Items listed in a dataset
━━━━━━━━━━━━━━━━━━━━━━━━━━━━━━

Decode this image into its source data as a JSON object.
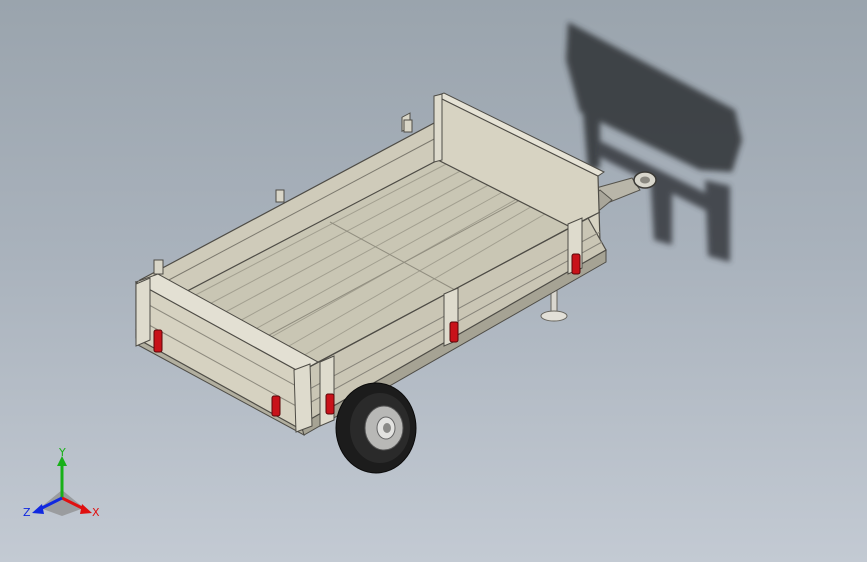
{
  "viewport": {
    "model": "utility-trailer",
    "background_top": "#9aa4ad",
    "background_bottom": "#c3cad3"
  },
  "colors": {
    "frame": "#c6c3b6",
    "panel": "#d4d0bf",
    "floor": "#c9c6b4",
    "latch": "#c8121a",
    "tire": "#1c1c1c",
    "shadow": "#3a3c40"
  },
  "triad": {
    "x_label": "X",
    "y_label": "Y",
    "z_label": "Z",
    "x_color": "#e01010",
    "y_color": "#18b018",
    "z_color": "#1028e0"
  }
}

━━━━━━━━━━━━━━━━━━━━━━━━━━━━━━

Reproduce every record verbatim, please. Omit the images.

=== Solution for this exercise ===
Decode this image into its source data as a JSON object.
{
  "viewport": {
    "model": "utility-trailer",
    "background_top": "#9aa4ad",
    "background_bottom": "#c3cad3"
  },
  "colors": {
    "frame": "#c6c3b6",
    "panel": "#d4d0bf",
    "floor": "#c9c6b4",
    "latch": "#c8121a",
    "tire": "#1c1c1c",
    "shadow": "#3a3c40"
  },
  "triad": {
    "x_label": "X",
    "y_label": "Y",
    "z_label": "Z",
    "x_color": "#e01010",
    "y_color": "#18b018",
    "z_color": "#1028e0"
  }
}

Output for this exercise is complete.